Mexico’s National Institute of Public Finance (INDETEC) in partnership with the Permanent Commission of Fiscal Authorities (Federal Finance Department) and the Latin American Institute for Economic and Social Planning – Economic Commission for Latin America and the Caribbean (ILPES-CEPAL) held a workshop on fiscal and budgeting coordination on June 24-27, 2012. Held in Campeche, capital city of the State of Campeche, the objective of the workshop was to identify and examine common challenges in coordinating fiscal and budgetary processes between national and subnational governments.
International experts and public officials from Argentina, Brazil, Canada, Chile, Peru and the United States joined Mexican practitioners to discuss three themes: Economy and Public Finance, Public Budget and Evaluation, and Intergovernmental Coordination. The Forum of Federations was invited to make a presentation covering our work in Mexico, as well as more general thematic work on fiscal federalism, and also supported the organizers to secure the participation of Ronald Neumann, a Canadian expert practitioner on fiscal federalism with extensive comparative international experience.
The workshop discussions highlighted the key role that subnational governments play in creating conditions for growth and development of the regions, and the importance of coordinating subnational and national fiscal and budgetary policy, particularly in times of booms and financial crises or adverse situations.

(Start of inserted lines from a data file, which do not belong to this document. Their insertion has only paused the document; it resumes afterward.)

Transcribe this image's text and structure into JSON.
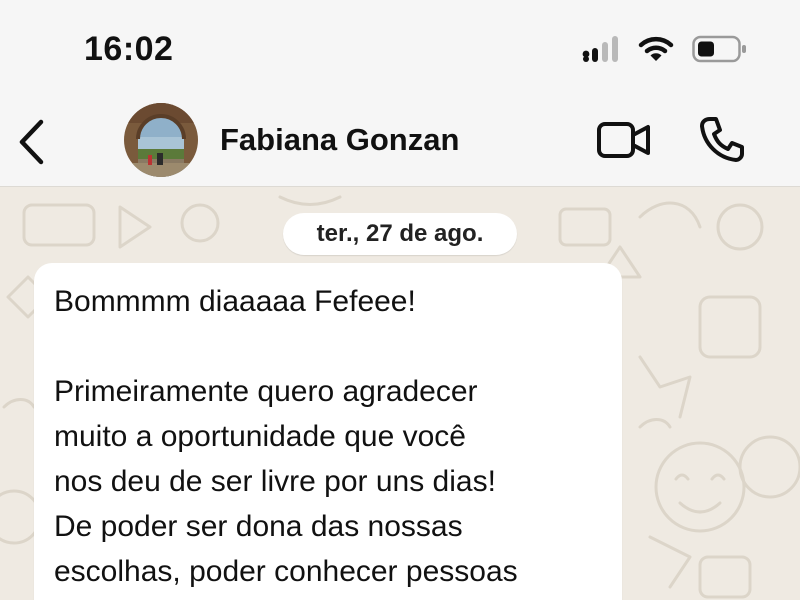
{
  "status_bar": {
    "time": "16:02",
    "icons": [
      "cellular-signal-icon",
      "wifi-icon",
      "battery-icon"
    ]
  },
  "header": {
    "contact_name": "Fabiana Gonzan",
    "back_icon": "chevron-left-icon",
    "actions": [
      {
        "icon": "video-camera-icon"
      },
      {
        "icon": "phone-icon"
      }
    ]
  },
  "chat": {
    "date_separator": "ter., 27 de ago.",
    "messages": [
      {
        "lines": [
          "Bommmm diaaaaa Fefeee!",
          "",
          "Primeiramente quero agradecer",
          "muito a oportunidade que você",
          "nos deu de ser livre por uns dias!",
          "De poder ser dona das nossas",
          "escolhas, poder conhecer pessoas"
        ]
      }
    ]
  },
  "colors": {
    "header_bg": "#f6f6f6",
    "chat_bg": "#efeae2",
    "bubble_bg": "#ffffff",
    "text": "#111111"
  }
}
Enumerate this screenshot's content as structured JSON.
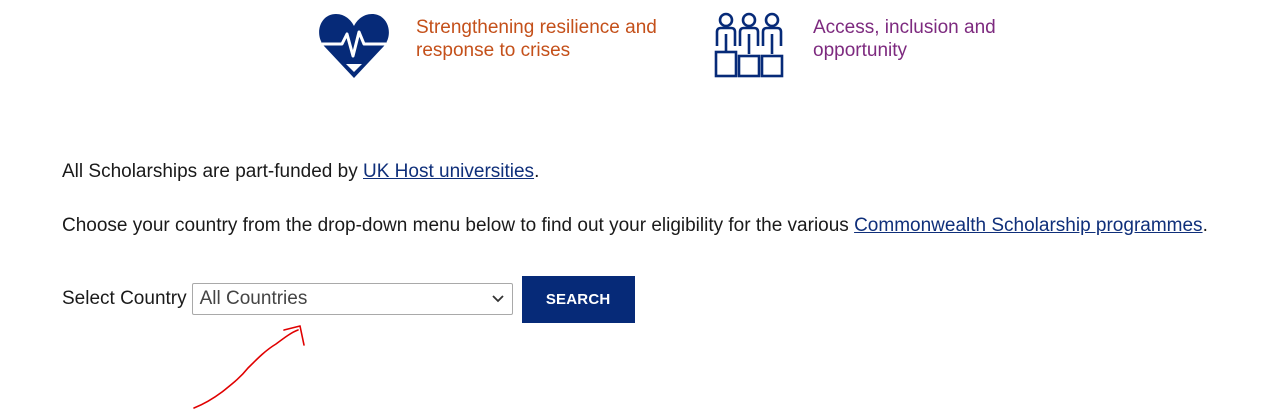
{
  "themes": [
    {
      "icon": "heart-pulse-icon",
      "label": "Strengthening resilience and response to crises",
      "color": "#c4501a"
    },
    {
      "icon": "people-group-icon",
      "label": "Access, inclusion and opportunity",
      "color": "#7d2a7f"
    }
  ],
  "funding_text": {
    "before": "All Scholarships are part-funded by ",
    "link": "UK Host universities",
    "after": "."
  },
  "eligibility_text": {
    "before": "Choose your country from the drop-down menu below to find out your eligibility for the various ",
    "link": "Commonwealth Scholarship programmes",
    "after": "."
  },
  "country_select": {
    "label": "Select Country",
    "selected": "All Countries"
  },
  "search_button": "SEARCH",
  "colors": {
    "brand_blue": "#062a78",
    "link": "#0f2f7a",
    "annotation_red": "#e00000"
  }
}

The last decade has seen greater transparency in public administration in both national governments and subnational governments, often prompted by federal fiscal responsibility legislation, which is then replicated by sub-national legislatures. In some countries, however, there still remain challenges to fiscal responsibility at the sub-national level, and there is much work to be done to reach consensus among orders of governments in order to remain on the path of fiscal discipline. Another related theme was the policy of subnational government borrowing, which has very different characteristics. For example, Mexico, where states are sovereign in their debt policies, differs from Argentina, where the borrowing needs of the provinces are negotiated and approved by the federal Finance Ministry.
The workshop also focused on the need to adopt performance budgeting, to accompany the results-based management model that is widely used. Many experts and practitioners noted that a limited use of tools and technology by some sub-national governments can make it difficult to produce indicators to evaluate public programs and value for money. Also challenging to decision making and coordination is the lack of harmonized accounting systems within a country.
Finally, participants discussed the governance challenges created by the natural resources boom, particularly what is done with state revenues from the resource exploitation. In cases where resource revenues flow to the federal government, it will be important to ensure that there is some transfer mechanism of resource surpluses in order to maintain fiscal balance. For example, Mexico’s Petroleum Reserve Stability Fund is designed to divide unforeseen surpluses between the federal and sub-national governments, and has proven to be an important revenue stream for sub-national governments, particularly municipalities.